The output may be different for your image. Using your output, let’s do some simple calculations. It may be useful to note these numbers down as you go.

In order to mount the partitions, we need to identify where the partition starts within the image. The above output provides us the Start sector location, but the mount command uses the number of bytes from the beginning of the file.

The calculation is Start Sector * 512. My /boot partition calculation is 8192 * 512 = 4194304. My/ root partition calculation is131072 * 512 = 67108864. These numbers will vary depending on which image and release date you have downloaded.

The partitions will be mounted to my local file system, mounting the /boot partition to/mnt/image/boot and the / root partition to /mnt/image/root. These folders will need to be created using the following commands.


sudo mkdir -p /mnt/image/boot
sudo mkdir -p /mnt/image/root

The partitions can now be mounted on these folders with the following commands. The value afteroffset= is the value you calculated using the above calculation for that partition. The values here are correct for my image but may differ from the values you calculated.


sudo mount -v -o offset=4194304 -t vfat 20xx-xx-xx-raspbian-jessie-lite.img /mnt/image/boot
sudo mount -v -o offset=67108864 -t ext4 20xx-xx-xx-raspbian-jessie-lite.img /mnt/image/root

The output will hopefully show the following messages. If an error message appears, check the values you calculated.


mount: /dev/loop0 mounted on /mnt/image/boot.
mount: /dev/loop1 mounted on /mnt/image/root.

It is now time to make all the changes you require to the image. I’ll detail some of the changes I make below, mainly for my own documentation. When you are finished, the partitions will need unmounting. This can be achieved using the following commands. If you receive an error message, it could be that the folder is still being used by a program or the current folder in a terminal window.

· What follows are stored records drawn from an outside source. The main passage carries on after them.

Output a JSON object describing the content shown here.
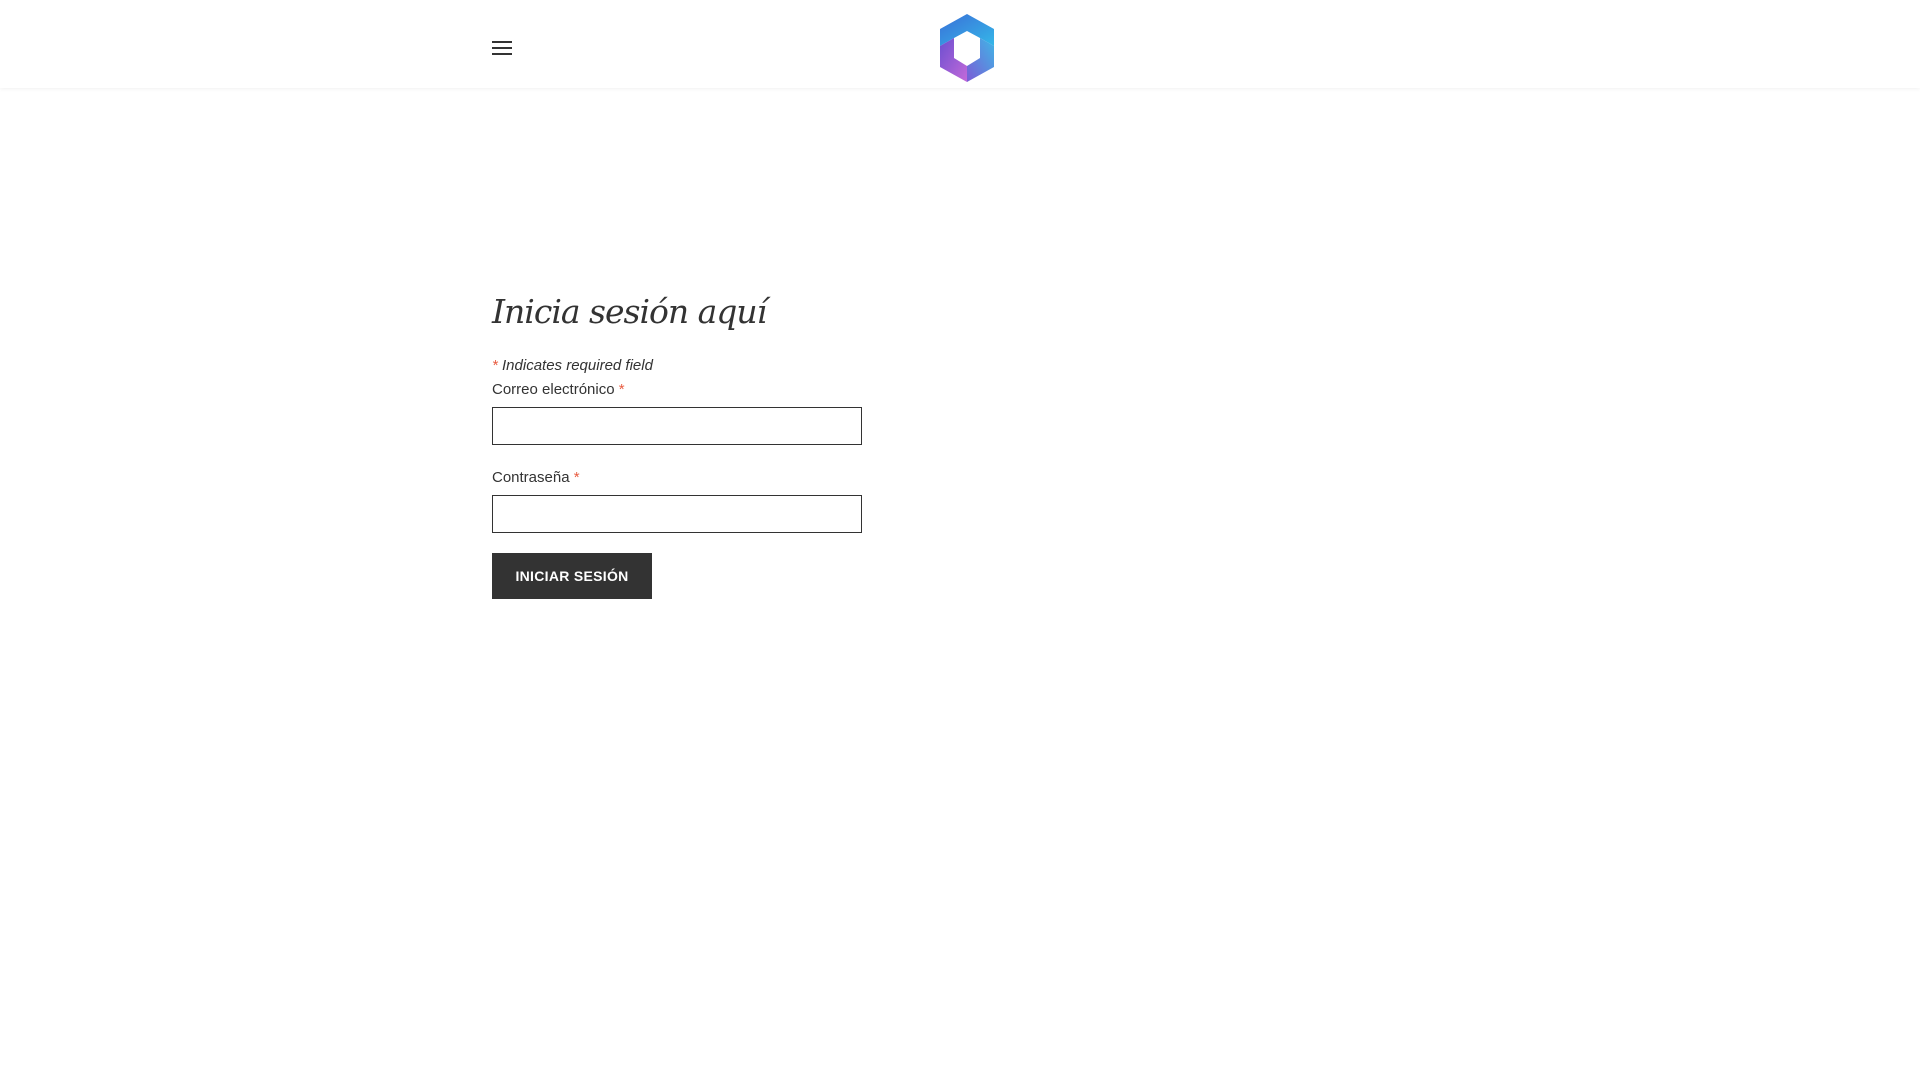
{
  "header": {
    "menu_icon": "hamburger-menu-icon",
    "logo_icon": "microsoft-365-logo",
    "logo_colors": [
      "#4a7fe0",
      "#35b7e8",
      "#8a5bd6",
      "#c267d8"
    ]
  },
  "form": {
    "title": "Inicia sesión aquí",
    "required_marker": "*",
    "required_note": "Indicates required field",
    "email_label": "Correo electrónico",
    "email_value": "",
    "password_label": "Contraseña",
    "password_value": "",
    "submit_label": "INICIAR SESIÓN"
  },
  "colors": {
    "text": "#333333",
    "required": "#e85c41",
    "button_bg": "#333333",
    "button_text": "#ffffff"
  }
}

sudo umount /mnt/image/boot
sudo umount /mnt/image/root

My Changes to Raspbian

These are the changes that I make to my Raspbian image. I have wireless adapters that need the power saving disabled to allow them to work properly. The folder paths are relative to /mnt/image/ on the Linux computer. The Linux computer has an SSH Public Key for passwordless SSH access, which was created using ssh-keygen -t rsa -b 2048.

  • In boot/config.txt, remove the hash to enable dtparam=i2c_arm=on
  • In boot/config.txt, add the line gpu_mem=16 as I only require 16MB of GPU memory.
  • In /etc/modules, add the line i2c-dev to automaticallty load the I2C driver.
  • Create the file root/etc/modprobe.d/8192cu.conf with contents of options 8192cu rtw_power_mgnt=0 rtw_enusbss=0
  • In root/etc/network/interfaces, remove any eth0, wlan0 and wlan1 configuration. Add the following networking configuration, editing the following text to work in your environment. I change the default IP address manually every time on first boot. It’s nice to have a predictable first boot IP address, rather than using nmap to find it. In the future, I will be using mDNS and DHCP.

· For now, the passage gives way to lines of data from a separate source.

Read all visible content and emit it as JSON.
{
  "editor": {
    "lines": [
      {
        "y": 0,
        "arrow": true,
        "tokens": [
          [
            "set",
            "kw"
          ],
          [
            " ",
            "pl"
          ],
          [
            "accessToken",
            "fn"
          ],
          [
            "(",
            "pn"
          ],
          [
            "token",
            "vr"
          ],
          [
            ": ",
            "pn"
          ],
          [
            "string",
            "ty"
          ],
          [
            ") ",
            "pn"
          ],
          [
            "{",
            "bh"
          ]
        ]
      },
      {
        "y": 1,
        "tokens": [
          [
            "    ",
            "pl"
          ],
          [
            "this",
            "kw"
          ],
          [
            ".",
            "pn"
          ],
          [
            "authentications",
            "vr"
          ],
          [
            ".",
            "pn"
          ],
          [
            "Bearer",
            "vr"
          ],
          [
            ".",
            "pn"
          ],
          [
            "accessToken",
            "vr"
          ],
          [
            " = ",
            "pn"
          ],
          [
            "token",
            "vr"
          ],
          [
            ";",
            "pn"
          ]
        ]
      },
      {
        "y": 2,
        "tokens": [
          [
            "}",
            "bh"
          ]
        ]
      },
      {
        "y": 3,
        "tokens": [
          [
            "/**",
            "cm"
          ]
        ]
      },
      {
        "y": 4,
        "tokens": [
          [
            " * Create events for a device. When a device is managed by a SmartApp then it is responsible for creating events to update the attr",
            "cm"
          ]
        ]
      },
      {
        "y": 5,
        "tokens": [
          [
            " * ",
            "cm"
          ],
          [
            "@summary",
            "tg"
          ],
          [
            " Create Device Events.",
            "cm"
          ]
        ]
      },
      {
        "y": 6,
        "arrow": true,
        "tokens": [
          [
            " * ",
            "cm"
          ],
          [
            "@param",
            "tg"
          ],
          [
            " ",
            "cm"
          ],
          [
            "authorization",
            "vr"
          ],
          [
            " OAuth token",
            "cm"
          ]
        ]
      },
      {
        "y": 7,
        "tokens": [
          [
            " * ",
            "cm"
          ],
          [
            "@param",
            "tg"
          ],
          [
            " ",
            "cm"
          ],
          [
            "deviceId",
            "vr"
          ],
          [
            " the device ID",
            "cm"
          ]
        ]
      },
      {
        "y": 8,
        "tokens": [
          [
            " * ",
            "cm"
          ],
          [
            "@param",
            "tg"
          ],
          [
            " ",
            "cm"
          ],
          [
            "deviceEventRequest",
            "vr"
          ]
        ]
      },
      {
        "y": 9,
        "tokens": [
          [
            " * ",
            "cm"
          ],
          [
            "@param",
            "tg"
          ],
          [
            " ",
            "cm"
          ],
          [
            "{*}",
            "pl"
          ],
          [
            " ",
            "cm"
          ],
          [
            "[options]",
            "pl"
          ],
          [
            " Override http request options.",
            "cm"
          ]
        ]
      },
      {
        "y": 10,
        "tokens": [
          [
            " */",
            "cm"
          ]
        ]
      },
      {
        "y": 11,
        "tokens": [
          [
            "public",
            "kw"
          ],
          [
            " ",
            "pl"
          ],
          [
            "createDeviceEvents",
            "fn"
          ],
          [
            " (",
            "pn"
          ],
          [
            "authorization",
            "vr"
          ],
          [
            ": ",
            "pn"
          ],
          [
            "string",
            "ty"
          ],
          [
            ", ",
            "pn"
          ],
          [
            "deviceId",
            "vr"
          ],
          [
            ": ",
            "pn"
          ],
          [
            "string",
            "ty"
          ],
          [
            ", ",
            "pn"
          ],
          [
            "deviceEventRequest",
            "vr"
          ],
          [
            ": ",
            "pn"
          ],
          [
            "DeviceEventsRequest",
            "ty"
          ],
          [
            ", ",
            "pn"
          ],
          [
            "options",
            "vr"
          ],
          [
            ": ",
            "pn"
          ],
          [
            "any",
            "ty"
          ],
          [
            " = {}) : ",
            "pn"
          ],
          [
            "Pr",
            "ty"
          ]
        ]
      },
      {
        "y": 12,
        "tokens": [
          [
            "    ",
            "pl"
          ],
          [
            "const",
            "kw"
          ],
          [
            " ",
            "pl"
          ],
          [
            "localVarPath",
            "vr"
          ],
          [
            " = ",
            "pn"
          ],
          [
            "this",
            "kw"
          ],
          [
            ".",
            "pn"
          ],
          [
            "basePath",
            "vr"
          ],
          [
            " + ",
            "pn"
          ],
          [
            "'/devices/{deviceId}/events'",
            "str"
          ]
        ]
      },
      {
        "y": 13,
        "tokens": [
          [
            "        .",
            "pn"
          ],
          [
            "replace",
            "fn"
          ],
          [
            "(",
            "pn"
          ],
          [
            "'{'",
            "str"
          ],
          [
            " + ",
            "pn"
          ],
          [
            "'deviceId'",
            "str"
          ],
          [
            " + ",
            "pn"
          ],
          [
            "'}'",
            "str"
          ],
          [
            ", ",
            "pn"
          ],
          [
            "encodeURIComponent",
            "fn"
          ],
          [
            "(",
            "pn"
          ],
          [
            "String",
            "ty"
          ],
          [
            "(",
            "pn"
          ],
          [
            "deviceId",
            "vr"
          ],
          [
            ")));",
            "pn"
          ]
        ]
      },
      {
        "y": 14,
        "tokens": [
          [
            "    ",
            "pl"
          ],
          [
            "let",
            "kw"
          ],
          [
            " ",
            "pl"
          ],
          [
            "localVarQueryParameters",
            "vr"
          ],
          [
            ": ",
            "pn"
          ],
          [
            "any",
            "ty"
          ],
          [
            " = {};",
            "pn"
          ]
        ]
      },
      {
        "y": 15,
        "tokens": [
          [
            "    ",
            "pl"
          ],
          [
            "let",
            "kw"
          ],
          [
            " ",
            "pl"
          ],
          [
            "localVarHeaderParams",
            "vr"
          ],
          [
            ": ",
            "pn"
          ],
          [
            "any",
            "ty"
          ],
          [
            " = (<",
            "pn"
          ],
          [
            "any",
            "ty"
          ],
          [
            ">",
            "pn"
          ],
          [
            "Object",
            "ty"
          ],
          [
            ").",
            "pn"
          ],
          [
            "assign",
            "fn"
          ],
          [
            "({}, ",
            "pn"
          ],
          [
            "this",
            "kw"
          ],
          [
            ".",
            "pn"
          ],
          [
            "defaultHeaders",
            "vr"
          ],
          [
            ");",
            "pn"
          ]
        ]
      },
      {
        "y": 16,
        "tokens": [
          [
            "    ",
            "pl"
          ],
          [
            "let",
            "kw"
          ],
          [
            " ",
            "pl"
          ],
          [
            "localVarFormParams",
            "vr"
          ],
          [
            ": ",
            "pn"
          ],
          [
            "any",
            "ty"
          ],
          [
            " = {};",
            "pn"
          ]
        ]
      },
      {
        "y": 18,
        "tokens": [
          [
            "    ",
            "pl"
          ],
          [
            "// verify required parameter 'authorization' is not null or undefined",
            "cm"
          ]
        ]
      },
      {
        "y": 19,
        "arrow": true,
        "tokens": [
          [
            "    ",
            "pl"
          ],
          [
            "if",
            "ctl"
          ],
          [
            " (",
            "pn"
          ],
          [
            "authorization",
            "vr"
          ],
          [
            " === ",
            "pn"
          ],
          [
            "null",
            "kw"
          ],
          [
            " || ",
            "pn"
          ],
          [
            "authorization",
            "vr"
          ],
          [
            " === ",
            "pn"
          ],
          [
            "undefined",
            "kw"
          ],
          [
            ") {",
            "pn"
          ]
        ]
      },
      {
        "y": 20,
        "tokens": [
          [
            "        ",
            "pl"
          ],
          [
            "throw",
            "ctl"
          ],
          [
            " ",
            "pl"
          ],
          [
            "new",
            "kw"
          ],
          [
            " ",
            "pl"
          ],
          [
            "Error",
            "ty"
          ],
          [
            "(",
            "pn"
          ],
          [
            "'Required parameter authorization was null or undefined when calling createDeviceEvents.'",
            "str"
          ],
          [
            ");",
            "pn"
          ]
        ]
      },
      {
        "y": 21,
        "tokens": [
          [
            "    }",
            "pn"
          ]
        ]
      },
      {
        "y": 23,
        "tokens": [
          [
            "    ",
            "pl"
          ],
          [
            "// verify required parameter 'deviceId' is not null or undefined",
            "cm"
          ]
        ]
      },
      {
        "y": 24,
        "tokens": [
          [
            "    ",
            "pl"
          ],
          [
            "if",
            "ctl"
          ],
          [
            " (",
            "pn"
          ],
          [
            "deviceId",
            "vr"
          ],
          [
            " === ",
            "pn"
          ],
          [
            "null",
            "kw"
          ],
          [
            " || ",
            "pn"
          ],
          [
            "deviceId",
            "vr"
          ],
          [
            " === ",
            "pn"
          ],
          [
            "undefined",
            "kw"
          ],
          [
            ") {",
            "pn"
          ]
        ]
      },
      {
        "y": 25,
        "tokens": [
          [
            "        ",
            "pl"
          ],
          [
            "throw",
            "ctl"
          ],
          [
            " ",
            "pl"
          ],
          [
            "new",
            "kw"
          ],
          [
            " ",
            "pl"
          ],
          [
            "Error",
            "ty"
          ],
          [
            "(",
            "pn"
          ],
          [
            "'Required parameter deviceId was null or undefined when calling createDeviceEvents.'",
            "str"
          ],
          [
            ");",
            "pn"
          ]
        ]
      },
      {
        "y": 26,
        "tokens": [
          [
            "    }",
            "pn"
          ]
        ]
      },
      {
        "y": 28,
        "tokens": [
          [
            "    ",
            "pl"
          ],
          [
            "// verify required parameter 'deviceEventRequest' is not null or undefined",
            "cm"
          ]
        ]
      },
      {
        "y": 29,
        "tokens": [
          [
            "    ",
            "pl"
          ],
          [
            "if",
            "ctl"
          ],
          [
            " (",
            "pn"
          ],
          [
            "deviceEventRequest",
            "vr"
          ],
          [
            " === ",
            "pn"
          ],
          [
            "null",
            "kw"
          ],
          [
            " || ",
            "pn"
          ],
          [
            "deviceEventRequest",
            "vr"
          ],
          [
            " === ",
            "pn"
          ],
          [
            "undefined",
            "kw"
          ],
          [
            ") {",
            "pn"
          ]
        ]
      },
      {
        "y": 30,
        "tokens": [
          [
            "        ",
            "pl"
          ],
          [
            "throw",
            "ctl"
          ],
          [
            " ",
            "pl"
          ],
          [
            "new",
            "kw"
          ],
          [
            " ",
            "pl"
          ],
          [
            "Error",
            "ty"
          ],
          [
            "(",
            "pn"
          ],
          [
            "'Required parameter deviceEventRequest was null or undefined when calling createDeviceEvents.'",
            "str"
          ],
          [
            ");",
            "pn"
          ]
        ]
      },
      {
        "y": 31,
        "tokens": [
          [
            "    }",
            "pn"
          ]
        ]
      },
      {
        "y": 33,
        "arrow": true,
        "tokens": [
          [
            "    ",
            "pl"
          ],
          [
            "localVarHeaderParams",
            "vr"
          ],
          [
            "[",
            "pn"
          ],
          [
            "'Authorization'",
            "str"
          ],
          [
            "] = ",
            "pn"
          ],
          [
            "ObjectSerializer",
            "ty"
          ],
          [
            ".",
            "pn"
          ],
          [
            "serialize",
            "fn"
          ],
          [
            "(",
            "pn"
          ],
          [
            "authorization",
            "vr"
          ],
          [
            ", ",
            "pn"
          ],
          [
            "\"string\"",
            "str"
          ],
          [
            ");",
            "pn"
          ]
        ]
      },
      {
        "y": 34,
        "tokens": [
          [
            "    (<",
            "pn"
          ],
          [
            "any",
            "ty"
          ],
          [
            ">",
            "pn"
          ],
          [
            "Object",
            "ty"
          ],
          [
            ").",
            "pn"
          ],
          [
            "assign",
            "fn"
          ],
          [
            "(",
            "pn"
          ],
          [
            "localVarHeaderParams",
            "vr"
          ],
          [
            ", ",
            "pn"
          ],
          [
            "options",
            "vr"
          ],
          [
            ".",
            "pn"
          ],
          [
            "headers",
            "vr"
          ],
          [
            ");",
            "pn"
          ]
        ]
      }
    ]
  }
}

iface eth0 inet static
address <DefaultIPAddress1>
netmask <SubnetMask>
gateway <GatewayIPAddress>

auto wlan0
iface wlan0 inet static
wpa-ssid <SSID>
wpa-psk <WPA2Key>
address <DefaultIPAddress2>
netmask <SubnetMask>
gateway <GatewayIPAddress>
wireless-power off
  • Create an .ssh folder in root/home/pi/ using sudo mkdir -p root/home/pi/.ssh.
  • Add your SSH Public Key from /home/<username>/.ssh/authorized_keys using sudo cat /home/<username>/.ssh/id_rsa.pub >> root/home/pi/.ssh/authorized_keys. Enter your Linux computer username into the command first.
  • Check the user id of the files within root/home/pi/ using ls -lan root/home/pi/ and set the owner and group to these same values using sudo chown -R 1000:1000 root/home/pi/.ssh. The user id numbers may be different.
  • Create a password for user pi using mkpasswd -m sha-512 <newpassword> <salt>. The salt value is a random string of your choice, anything will do.
  • Change the root/etc/shadow file with the new password above. Delete the string between the 1st and 2nd ‘:’ colons on the line starting with ‘pi’. Paste in the new value between these colons.

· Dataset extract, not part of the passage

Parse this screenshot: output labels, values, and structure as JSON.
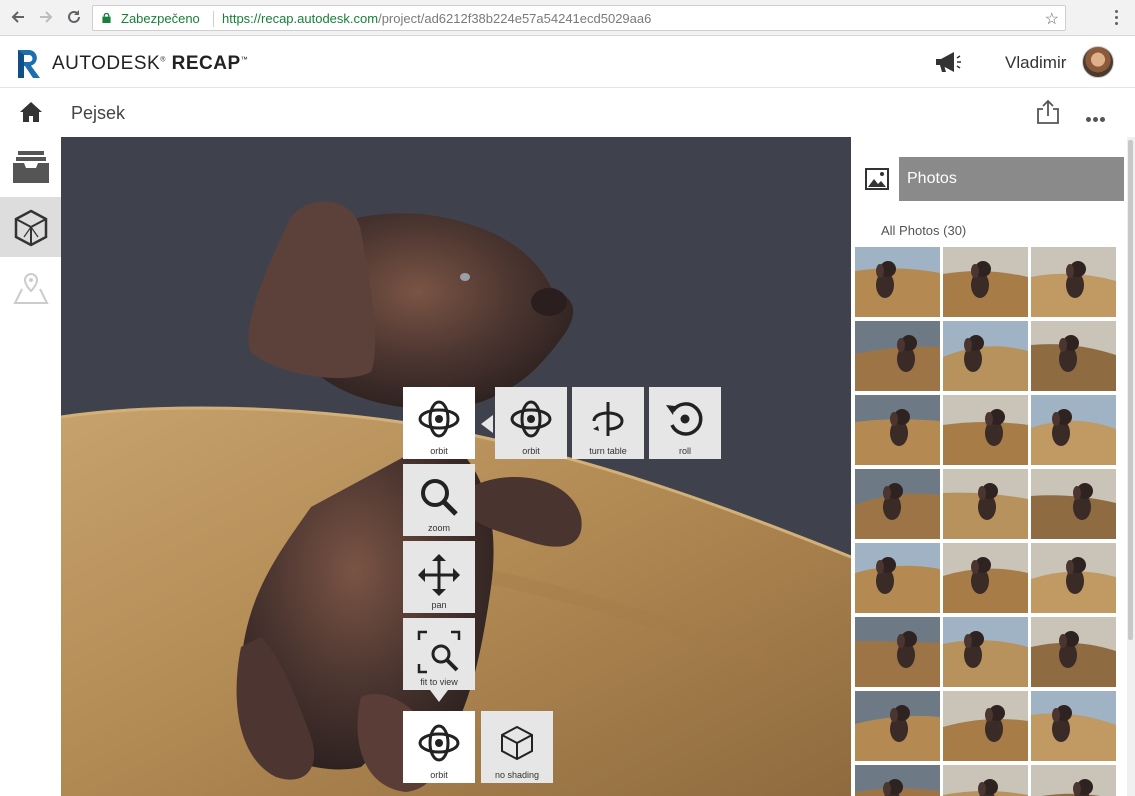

You should now have a configured Raspbian image for use on your Raspberry Pi computers.

This post was inspired by a Stack Exchange forum post.